> **YOUR ASSIGNMENT**:
Lines holding the word "value" are the ones to copy from the data below.

═══

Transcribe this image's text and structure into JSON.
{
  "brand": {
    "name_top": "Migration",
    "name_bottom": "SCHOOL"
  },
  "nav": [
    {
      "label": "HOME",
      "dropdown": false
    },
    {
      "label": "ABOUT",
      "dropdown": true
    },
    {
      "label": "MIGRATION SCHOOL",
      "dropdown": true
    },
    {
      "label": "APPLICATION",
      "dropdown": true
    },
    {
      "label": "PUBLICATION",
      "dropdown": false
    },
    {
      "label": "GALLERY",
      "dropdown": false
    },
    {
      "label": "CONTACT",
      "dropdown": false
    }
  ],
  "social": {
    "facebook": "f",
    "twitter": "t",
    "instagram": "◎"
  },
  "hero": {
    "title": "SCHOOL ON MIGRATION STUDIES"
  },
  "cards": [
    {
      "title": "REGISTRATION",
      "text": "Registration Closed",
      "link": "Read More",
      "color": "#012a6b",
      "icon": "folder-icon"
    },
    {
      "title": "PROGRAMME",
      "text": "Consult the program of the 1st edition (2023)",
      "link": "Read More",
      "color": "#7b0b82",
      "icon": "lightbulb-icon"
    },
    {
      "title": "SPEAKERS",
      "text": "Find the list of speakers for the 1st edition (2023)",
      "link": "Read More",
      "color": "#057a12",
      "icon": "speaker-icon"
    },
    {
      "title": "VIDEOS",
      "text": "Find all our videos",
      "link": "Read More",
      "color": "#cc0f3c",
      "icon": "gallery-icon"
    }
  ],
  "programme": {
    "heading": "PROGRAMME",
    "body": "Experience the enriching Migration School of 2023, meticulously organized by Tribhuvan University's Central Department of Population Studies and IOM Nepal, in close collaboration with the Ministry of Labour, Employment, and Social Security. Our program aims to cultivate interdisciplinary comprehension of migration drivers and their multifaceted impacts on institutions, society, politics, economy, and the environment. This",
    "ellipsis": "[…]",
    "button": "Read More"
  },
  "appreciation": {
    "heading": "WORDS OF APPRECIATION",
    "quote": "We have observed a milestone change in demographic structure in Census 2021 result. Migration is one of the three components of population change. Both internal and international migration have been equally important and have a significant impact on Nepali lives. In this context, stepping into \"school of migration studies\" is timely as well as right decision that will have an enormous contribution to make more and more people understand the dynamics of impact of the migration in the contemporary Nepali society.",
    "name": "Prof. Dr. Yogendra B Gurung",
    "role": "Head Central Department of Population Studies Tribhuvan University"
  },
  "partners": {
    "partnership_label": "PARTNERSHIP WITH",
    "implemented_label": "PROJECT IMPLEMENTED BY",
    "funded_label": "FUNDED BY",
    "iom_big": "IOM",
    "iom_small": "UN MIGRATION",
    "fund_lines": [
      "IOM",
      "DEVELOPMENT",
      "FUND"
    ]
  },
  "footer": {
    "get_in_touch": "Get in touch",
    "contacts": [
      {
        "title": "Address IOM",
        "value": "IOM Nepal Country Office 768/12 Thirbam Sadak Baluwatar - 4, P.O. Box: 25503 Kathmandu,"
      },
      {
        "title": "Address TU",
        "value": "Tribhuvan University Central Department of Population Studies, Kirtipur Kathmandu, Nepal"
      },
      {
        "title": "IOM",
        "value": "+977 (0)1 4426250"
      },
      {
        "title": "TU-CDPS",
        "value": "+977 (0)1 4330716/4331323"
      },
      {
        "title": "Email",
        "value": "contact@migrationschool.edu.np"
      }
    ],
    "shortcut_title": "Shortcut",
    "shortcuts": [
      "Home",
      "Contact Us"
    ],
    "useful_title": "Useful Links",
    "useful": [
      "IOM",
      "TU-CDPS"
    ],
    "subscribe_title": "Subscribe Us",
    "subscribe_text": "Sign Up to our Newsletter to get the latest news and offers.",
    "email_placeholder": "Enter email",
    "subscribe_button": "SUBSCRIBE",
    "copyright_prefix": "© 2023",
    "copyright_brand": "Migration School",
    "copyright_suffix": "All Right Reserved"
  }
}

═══

> **RESPONSE**:
        "value": "IOM Nepal Country Office 768/12 Thirbam Sadak Baluwatar - 4, P.O. Box: 25503 Kathmandu,"
        "value": "Tribhuvan University Central Department of Population Studies, Kirtipur Kathmandu, Nepal"
        "value": "+977 (0)1 4426250"
        "value": "+977 (0)1 4330716/4331323"
        "value": "contact@migrationschool.edu.np"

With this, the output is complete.